That was over twenty-five years ago. The boys are now all men and those bunkbeds are long since gone but the pride and satisfaction I felt at persevering until the task was completed is still with me.  Many times I have thanked God for the experience of assembling those bunkbeds. It has given me the strength to accomplish increasing larger tasks and to handle unexpected situations. It has taught me that no matter what it is that I attempt in my life, if I persevere by the grace of God, I can get it done.


The Bunkbed Parable Pt.1

The Bunkbed Parable was an experience I had when my sons were little that started out in frustration but ended up being a valuable life lesson for me. I had gone to buy a set of bunkbeds for the boys and having been assured by a very nice furniture store salesperson that they did indeed deliver and assemble the beds they sell, I purchased a set of those heavy duty metal bunkbeds. I was especially happy about the assembly part because at that time in my life I was not a screwdriver friendly type of person. Imagine my shock on the following weekend when the delivery men set two twin mattresses and a very heavy cardboard box against the bedroom wall, headed back downstairs to hand me a clipboard and said, “We’re done. Sign here”. A short discussion with the deliverymen and a long one with the store manager revealed the fact that they did indeed assemble all of the beds they sold – except bunkbeds. He was as sorry as he could be that I was given the wrong information, but no, the deliverymen were not going to assemble my bunkbeds. All they could do was either leave them there or bring them back to the store where the manager would arrange for a full refund – minus the delivery fee, of course.

After allowing the delivery men to leave I sat down on my living room sofa preparing to have a good old fashioned cry even though I knew it wouldn’t help the situation at all. My head was already pounding because of a 48 hour virus which had decided to stay a few extra hours so crying would only make things worse. I was a single mom and there was no one else to do it but me. I also couldn’t wait to find someone else to do it because the boys were flying back from spring break vacation with their dad the next day and their old beds were already gone. Wiping away the few already escaped tears, I squared my shoulders and went back up the stairs to tackle the job. 

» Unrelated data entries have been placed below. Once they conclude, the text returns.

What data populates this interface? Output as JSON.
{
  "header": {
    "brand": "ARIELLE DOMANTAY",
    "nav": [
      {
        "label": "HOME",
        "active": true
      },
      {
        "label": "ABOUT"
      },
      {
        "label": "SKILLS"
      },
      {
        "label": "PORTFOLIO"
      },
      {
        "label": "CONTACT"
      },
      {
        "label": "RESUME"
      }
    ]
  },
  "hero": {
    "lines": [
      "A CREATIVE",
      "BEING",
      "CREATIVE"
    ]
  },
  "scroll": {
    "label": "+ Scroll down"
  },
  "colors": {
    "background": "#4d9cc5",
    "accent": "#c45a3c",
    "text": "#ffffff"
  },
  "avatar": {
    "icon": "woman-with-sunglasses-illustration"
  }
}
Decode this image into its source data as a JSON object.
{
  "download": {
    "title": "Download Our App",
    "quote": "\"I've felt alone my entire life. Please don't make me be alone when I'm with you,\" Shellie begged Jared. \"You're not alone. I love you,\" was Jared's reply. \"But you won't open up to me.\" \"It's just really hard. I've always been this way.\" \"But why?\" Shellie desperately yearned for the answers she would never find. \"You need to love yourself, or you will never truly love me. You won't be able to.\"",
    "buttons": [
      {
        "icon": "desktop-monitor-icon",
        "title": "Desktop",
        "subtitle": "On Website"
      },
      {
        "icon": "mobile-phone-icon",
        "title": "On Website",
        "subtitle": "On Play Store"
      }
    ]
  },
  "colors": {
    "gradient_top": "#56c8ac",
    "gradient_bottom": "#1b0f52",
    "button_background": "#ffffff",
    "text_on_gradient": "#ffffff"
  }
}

As a person who believes in prayer I took a moment to ask for strength and patience before I started. I then proceeded to open the large flat box leaning against the wall only to have everything tumble out in a heap on the floor because I hadn’t laid it flat before opening. As a result the heavy metal frame was upside down, the two heavy end pieces landed on the toes of one of my bare feet and what seemed like a million little bags of nut, bolts and screws were flung all over the floor. To add insult to injury, the directions for assembly were in the on the bottom of this pile. 

That was it. Even though I had just started, I had already had enough. I followed my first inclination to limp angrily out of the boys’ room slamming the door behind me, crawl back into my own bed and finally have that cry. I threw a real hissy fit even though there was no one but the Lord watching and I knew from experience that a tantrum wouldn’t cut any bait with him. I had a good long cry but after it was over, the bunkbeds were still down the hall waiting to be put together. The boys couldn’t sleep on that mess when they came home so and they were too little to put them together themselves. I was going to have to do it. Brushing the tears out of my eyes and with both my head and my foot pounding I hobbled back down to the boys bedroom to began to sort out the mess in the floor.